Interview with Maren Burkhardt
The German Campaign for Victims of Racist Police Violence (Kampagne für Opfer rassistischer Polizeigewalt, KOP) calls for documenting police actions with video footage. Initially, the police defended themselves against this with the Art Copyright Act, now the police often describes its spoken word as „non-public“. I spoke about this with Maren Burkhardt, who represented and supported the campaign as a lawyer.
For years, police authorities have tried to hinder the filming of operations. The prohibitions imposed in this context have gained a new variant in the form of § 201 of the Criminal Code (StGB). The section protects the confidentiality of the spoken word. Would it be permissible to film police operations, but not to record them with a microphone?
§ Section 201 of the Criminal Code serves to protect the right to preserve the impartiality of the non-publicly spoken word. Accordingly, the provision only refers to the oral voice. The wording of the provision is therefore clearly not directed at the visual recording of persons. Filming without sound is therefore not punishable under section 201 of the Criminal Code. „Go film the police: How the police want to define the „de facto public““ weiterlesen
From 2026, electronic legal transactions should be possible completely without paper, but this could cause problems for defendants in custody.
Criminal investigations sometimes involve various police and judicial authorities, and the resulting files can contain stacks of paper several metres thick.
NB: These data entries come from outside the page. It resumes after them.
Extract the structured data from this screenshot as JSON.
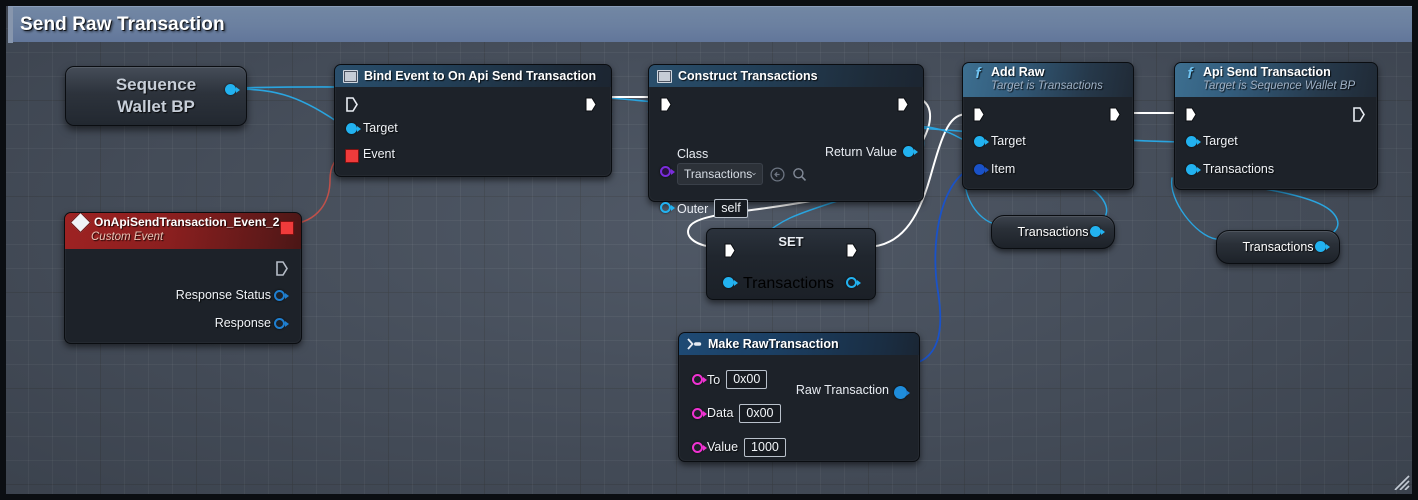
{
  "window": {
    "title": "Send Raw Transaction"
  },
  "graph": {
    "nodes": {
      "sequence_wallet_bp": {
        "title_line1": "Sequence",
        "title_line2": "Wallet BP"
      },
      "bind_event": {
        "title": "Bind Event to On Api Send Transaction",
        "icon": "square-node-icon",
        "pins": {
          "exec_in": "",
          "exec_out": "",
          "target": "Target",
          "event": "Event"
        }
      },
      "construct_transactions": {
        "title": "Construct Transactions",
        "icon": "square-node-icon",
        "pins": {
          "class_label": "Class",
          "class_value": "Transactions",
          "outer_label": "Outer",
          "outer_value": "self",
          "return_value": "Return Value"
        }
      },
      "add_raw": {
        "title": "Add Raw",
        "subtitle": "Target is Transactions",
        "icon": "function-f-icon",
        "pins": {
          "target": "Target",
          "item": "Item"
        }
      },
      "api_send_transaction": {
        "title": "Api Send Transaction",
        "subtitle": "Target is Sequence Wallet BP",
        "icon": "function-f-icon",
        "pins": {
          "target": "Target",
          "transactions": "Transactions"
        }
      },
      "custom_event": {
        "title": "OnApiSendTransaction_Event_2",
        "subtitle": "Custom Event",
        "icon": "event-diamond-icon",
        "pins": {
          "response_status": "Response Status",
          "response": "Response"
        }
      },
      "set_node": {
        "title": "SET",
        "pins": {
          "transactions": "Transactions"
        }
      },
      "make_raw_transaction": {
        "title": "Make RawTransaction",
        "icon": "make-struct-icon",
        "pins": {
          "to_label": "To",
          "to_value": "0x00",
          "data_label": "Data",
          "data_value": "0x00",
          "value_label": "Value",
          "value_value": "1000",
          "raw_transaction": "Raw Transaction"
        }
      },
      "getter_transactions_1": {
        "label": "Transactions"
      },
      "getter_transactions_2": {
        "label": "Transactions"
      }
    }
  },
  "colors": {
    "title_bar": "#6b80a0",
    "canvas": "#4a5361",
    "exec_wire": "#ffffff",
    "object_wire": "#2aa5e0",
    "struct_wire": "#1a52c8",
    "delegate_wire": "#c04a4a",
    "pin_object": "#22b2f0",
    "pin_struct": "#1a52c8",
    "pin_string": "#f032d2",
    "pin_class": "#7a2ddc",
    "pin_exec": "#ffffff",
    "pin_delegate": "#ef3b3b"
  }
}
Many documents exist in digital form and are still printed out for the files. The German state of Baden-Wuerttemberg is now the first to introduce an „electronic criminal record“. It is intended to facilitate the exchange between the authorities involved, as Baden-Wuerttemberg’s Minister of Justice Marion Gentges (CDU) announced at the presentation of the project called „eStrafakte“ in Ulm on Tuesday. According to a projection, 50,000 sheets of paper arrive in the post office of the police headquarters there alone every day. „Digital justice: German state of Baden-Württemberg launches „electronic criminal file““ weiterlesen
Restrictions on movement and contact, border closures, travel bans – the Covid 19 pandemic also means considerable limitations on civil liberties and fundamental rights in Germany. Many measures, however, particularly affect refugees.
On 16 March the European Union closed its external borders. Although the application for asylum was supposed to be one of the exceptions to entry permits, de facto the official border crossings for asylum seekers remained largely insurmountable. The EU is also stepping up the surveillance at „green“ and „blue“ borders. The border agency Frontex has suspended some of its operations, for example in the Western Balkans, because of the Corona crisis. But on the other hand, Frontex has extended its missions in Greece, which has seen a high number of arrivals of refugees due to tensions with Turkey, by two „Rapid Border Interventions“ at the Evros border river and in the Aegean Sea. At the beginning of April, the governments involved also suspended the „Malta deal“ for sea rescue in the central Mediterranean. Rescued persons are no longer being redistributed to the states willing to receive them; this affects a total of 731 refugees, most of whom were supposed to come to Germany. Malta and Italy completely closed their ports to private rescue vessels a little later, only with much public pressure could 150 rescued persons from the German ship „Alan Kurdi“ disembark in Malta in mid-April, most of the others were brought back by the Libyan coast guard – even from waters for which Malta is responsible. „Corona and the situation of refugees in Germany“ weiterlesen
In 1977, six Icelandic nationals were sentenced to heavy prison sentences in two homicide cases without corpses. The highest court acquitted the partially deceased 41 years later and fully rehabilitated them. Now the involvement of the German Federal Criminal Police Office comes into focus.
The mysterious disappearance of Guðmundur Einarsson and Geirfinnur Einarsson 45 years ago still occupies the Icelandic public today. According to the findings, both did not know each other, their cases were only linked in the course of the investigation. According to the Icelandic police, the men were beaten to death and buried with an interval of eleven months. However, their bodies were never found.
The main suspect was 20 year old Saevar Ciesielski, later his partner of the same age Erla Bolladottir and four other Icelanders were targeted by the investigators. The then government had a great interest in an early closure, especially of the Geirfinnur case, because the police investigations revealed the involvement of the then Minister of Justice, Ólafur Jóhannesson, in organised crime networks. Iceland was therefore in a government crisis; if the Social Democratic Party had won the elections, the country’s NATO membership would have been at stake. „Justice scandal in Iceland was led by German commissioner“ weiterlesen